- Data extracts
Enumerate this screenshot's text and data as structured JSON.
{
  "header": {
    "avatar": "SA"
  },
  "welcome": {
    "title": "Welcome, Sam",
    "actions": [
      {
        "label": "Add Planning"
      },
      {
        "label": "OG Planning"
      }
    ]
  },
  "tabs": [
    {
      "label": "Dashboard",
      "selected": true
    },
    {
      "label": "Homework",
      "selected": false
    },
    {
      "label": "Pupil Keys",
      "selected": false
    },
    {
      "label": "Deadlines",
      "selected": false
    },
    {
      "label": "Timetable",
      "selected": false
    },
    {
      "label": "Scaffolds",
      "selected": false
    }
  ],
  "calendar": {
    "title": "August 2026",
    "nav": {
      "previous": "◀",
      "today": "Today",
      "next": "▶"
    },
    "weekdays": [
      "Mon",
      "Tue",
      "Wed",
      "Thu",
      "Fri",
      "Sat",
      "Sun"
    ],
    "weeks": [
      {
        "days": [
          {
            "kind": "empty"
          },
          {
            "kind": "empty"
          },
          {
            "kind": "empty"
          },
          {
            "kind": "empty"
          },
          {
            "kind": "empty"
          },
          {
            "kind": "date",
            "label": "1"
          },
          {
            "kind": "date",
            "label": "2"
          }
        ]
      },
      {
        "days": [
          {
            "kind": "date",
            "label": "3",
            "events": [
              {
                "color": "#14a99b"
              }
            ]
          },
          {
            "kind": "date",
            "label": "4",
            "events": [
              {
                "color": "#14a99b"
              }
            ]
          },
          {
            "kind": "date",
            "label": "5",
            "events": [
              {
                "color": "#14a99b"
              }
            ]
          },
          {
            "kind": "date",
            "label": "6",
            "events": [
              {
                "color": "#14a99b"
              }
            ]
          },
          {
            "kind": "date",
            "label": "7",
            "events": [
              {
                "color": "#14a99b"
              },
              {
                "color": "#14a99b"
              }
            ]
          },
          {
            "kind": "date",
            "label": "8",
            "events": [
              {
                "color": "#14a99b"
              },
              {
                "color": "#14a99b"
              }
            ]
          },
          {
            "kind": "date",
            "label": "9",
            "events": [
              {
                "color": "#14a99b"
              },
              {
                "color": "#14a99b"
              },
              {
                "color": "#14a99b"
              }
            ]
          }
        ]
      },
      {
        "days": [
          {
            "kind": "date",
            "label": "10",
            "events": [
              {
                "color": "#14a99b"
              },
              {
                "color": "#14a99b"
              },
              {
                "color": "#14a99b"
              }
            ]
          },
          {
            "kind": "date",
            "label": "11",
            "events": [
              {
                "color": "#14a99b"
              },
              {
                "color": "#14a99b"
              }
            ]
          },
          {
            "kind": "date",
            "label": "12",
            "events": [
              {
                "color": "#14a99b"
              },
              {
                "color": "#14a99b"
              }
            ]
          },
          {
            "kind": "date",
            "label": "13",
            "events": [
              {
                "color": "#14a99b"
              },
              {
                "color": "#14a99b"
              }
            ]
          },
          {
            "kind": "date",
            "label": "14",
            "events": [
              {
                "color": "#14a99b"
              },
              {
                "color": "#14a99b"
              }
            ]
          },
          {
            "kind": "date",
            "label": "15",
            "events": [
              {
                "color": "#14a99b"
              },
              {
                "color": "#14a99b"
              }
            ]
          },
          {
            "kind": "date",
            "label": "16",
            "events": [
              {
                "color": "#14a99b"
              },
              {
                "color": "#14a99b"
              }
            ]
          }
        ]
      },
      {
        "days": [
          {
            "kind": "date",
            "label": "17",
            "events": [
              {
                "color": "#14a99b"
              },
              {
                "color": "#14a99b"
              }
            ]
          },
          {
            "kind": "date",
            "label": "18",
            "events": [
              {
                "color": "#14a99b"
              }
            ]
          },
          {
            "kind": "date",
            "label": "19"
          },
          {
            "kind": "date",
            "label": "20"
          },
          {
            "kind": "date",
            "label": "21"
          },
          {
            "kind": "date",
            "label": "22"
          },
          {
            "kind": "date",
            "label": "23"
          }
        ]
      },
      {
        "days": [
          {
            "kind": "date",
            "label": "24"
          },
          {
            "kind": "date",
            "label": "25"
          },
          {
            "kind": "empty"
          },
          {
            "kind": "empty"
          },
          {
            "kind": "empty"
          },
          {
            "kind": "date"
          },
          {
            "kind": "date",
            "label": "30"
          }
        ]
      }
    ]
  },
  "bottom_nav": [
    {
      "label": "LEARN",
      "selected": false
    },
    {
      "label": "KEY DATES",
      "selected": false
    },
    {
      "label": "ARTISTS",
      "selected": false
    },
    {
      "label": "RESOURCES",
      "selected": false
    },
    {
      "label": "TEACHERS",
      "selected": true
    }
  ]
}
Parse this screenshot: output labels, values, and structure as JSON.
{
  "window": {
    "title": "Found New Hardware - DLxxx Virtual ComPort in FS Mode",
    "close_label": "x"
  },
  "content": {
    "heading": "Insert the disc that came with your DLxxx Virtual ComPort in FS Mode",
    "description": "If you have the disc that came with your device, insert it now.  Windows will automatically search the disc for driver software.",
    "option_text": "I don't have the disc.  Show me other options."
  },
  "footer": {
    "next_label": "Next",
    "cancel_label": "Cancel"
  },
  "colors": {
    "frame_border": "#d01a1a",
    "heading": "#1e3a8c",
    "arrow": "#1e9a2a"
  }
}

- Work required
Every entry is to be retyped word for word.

- Problem solution
Enumerate this screenshot's text and data as structured JSON.
{
  "header": {
    "avatar": "SA"
  },
  "welcome": {
    "title": "Welcome, Sam",
    "actions": [
      {
        "label": "Add Planning"
      },
      {
        "label": "OG Planning"
      }
    ]
  },
  "tabs": [
    {
      "label": "Dashboard",
      "selected": true
    },
    {
      "label": "Homework",
      "selected": false
    },
    {
      "label": "Pupil Keys",
      "selected": false
    },
    {
      "label": "Deadlines",
      "selected": false
    },
    {
      "label": "Timetable",
      "selected": false
    },
    {
      "label": "Scaffolds",
      "selected": false
    }
  ],
  "calendar": {
    "title": "August 2026",
    "nav": {
      "previous": "◀",
      "today": "Today",
      "next": "▶"
    },
    "weekdays": [
      "Mon",
      "Tue",
      "Wed",
      "Thu",
      "Fri",
      "Sat",
      "Sun"
    ],
    "weeks": [
      {
        "days": [
          {
            "kind": "empty"
          },
          {
            "kind": "empty"
          },
          {
            "kind": "empty"
          },
          {
            "kind": "empty"
          },
          {
            "kind": "empty"
          },
          {
            "kind": "date",
            "label": "1"
          },
          {
            "kind": "date",
            "label": "2"
          }
        ]
      },
      {
        "days": [
          {
            "kind": "date",
            "label": "3",
            "events": [
              {
                "color": "#14a99b"
              }
            ]
          },
          {
            "kind": "date",
            "label": "4",
            "events": [
              {
                "color": "#14a99b"
              }
            ]
          },
          {
            "kind": "date",
            "label": "5",
            "events": [
              {
                "color": "#14a99b"
              }
            ]
          },
          {
            "kind": "date",
            "label": "6",
            "events": [
              {
                "color": "#14a99b"
              }
            ]
          },
          {
            "kind": "date",
            "label": "7",
            "events": [
              {
                "color": "#14a99b"
              },
              {
                "color": "#14a99b"
              }
            ]
          },
          {
            "kind": "date",
            "label": "8",
            "events": [
              {
                "color": "#14a99b"
              },
              {
                "color": "#14a99b"
              }
            ]
          },
          {
            "kind": "date",
            "label": "9",
            "events": [
              {
                "color": "#14a99b"
              },
              {
                "color": "#14a99b"
              },
              {
                "color": "#14a99b"
              }
            ]
          }
        ]
      },
      {
        "days": [
          {
            "kind": "date",
            "label": "10",
            "events": [
              {
                "color": "#14a99b"
              },
              {
                "color": "#14a99b"
              },
              {
                "color": "#14a99b"
              }
            ]
          },
          {
            "kind": "date",
            "label": "11",
            "events": [
              {
                "color": "#14a99b"
              },
              {
                "color": "#14a99b"
              }
            ]
          },
          {
            "kind": "date",
            "label": "12",
            "events": [
              {
                "color": "#14a99b"
              },
              {
                "color": "#14a99b"
              }
            ]
          },
          {
            "kind": "date",
            "label": "13",
            "events": [
              {
                "color": "#14a99b"
              },
              {
                "color": "#14a99b"
              }
            ]
          },
          {
            "kind": "date",
            "label": "14",
            "events": [
              {
                "color": "#14a99b"
              },
              {
                "color": "#14a99b"
              }
            ]
          },
          {
            "kind": "date",
            "label": "15",
            "events": [
              {
                "color": "#14a99b"
              },
              {
                "color": "#14a99b"
              }
            ]
          },
          {
            "kind": "date",
            "label": "16",
            "events": [
              {
                "color": "#14a99b"
              },
              {
                "color": "#14a99b"
              }
            ]
          }
        ]
      },
      {
        "days": [
          {
            "kind": "date",
            "label": "17",
            "events": [
              {
                "color": "#14a99b"
              },
              {
                "color": "#14a99b"
              }
            ]
          },
          {
            "kind": "date",
            "label": "18",
            "events": [
              {
                "color": "#14a99b"
              }
            ]
          },
          {
            "kind": "date",
            "label": "19"
          },
          {
            "kind": "date",
            "label": "20"
          },
          {
            "kind": "date",
            "label": "21"
          },
          {
            "kind": "date",
            "label": "22"
          },
          {
            "kind": "date",
            "label": "23"
          }
        ]
      },
      {
        "days": [
          {
            "kind": "date",
            "label": "24"
          },
          {
            "kind": "date",
            "label": "25"
          },
          {
            "kind": "empty"
          },
          {
            "kind": "empty"
          },
          {
            "kind": "empty"
          },
          {
            "kind": "date"
          },
          {
            "kind": "date",
            "label": "30"
          }
        ]
      }
    ]
  },
  "bottom_nav": [
    {
      "label": "LEARN",
      "selected": false
    },
    {
      "label": "KEY DATES",
      "selected": false
    },
    {
      "label": "ARTISTS",
      "selected": false
    },
    {
      "label": "RESOURCES",
      "selected": false
    },
    {
      "label": "TEACHERS",
      "selected": true
    }
  ]
}
Parse this screenshot: output labels, values, and structure as JSON.
{
  "window": {
    "title": "Found New Hardware - DLxxx Virtual ComPort in FS Mode",
    "close_label": "x"
  },
  "content": {
    "heading": "Insert the disc that came with your DLxxx Virtual ComPort in FS Mode",
    "description": "If you have the disc that came with your device, insert it now.  Windows will automatically search the disc for driver software.",
    "option_text": "I don't have the disc.  Show me other options."
  },
  "footer": {
    "next_label": "Next",
    "cancel_label": "Cancel"
  },
  "colors": {
    "frame_border": "#d01a1a",
    "heading": "#1e3a8c",
    "arrow": "#1e9a2a"
  }
}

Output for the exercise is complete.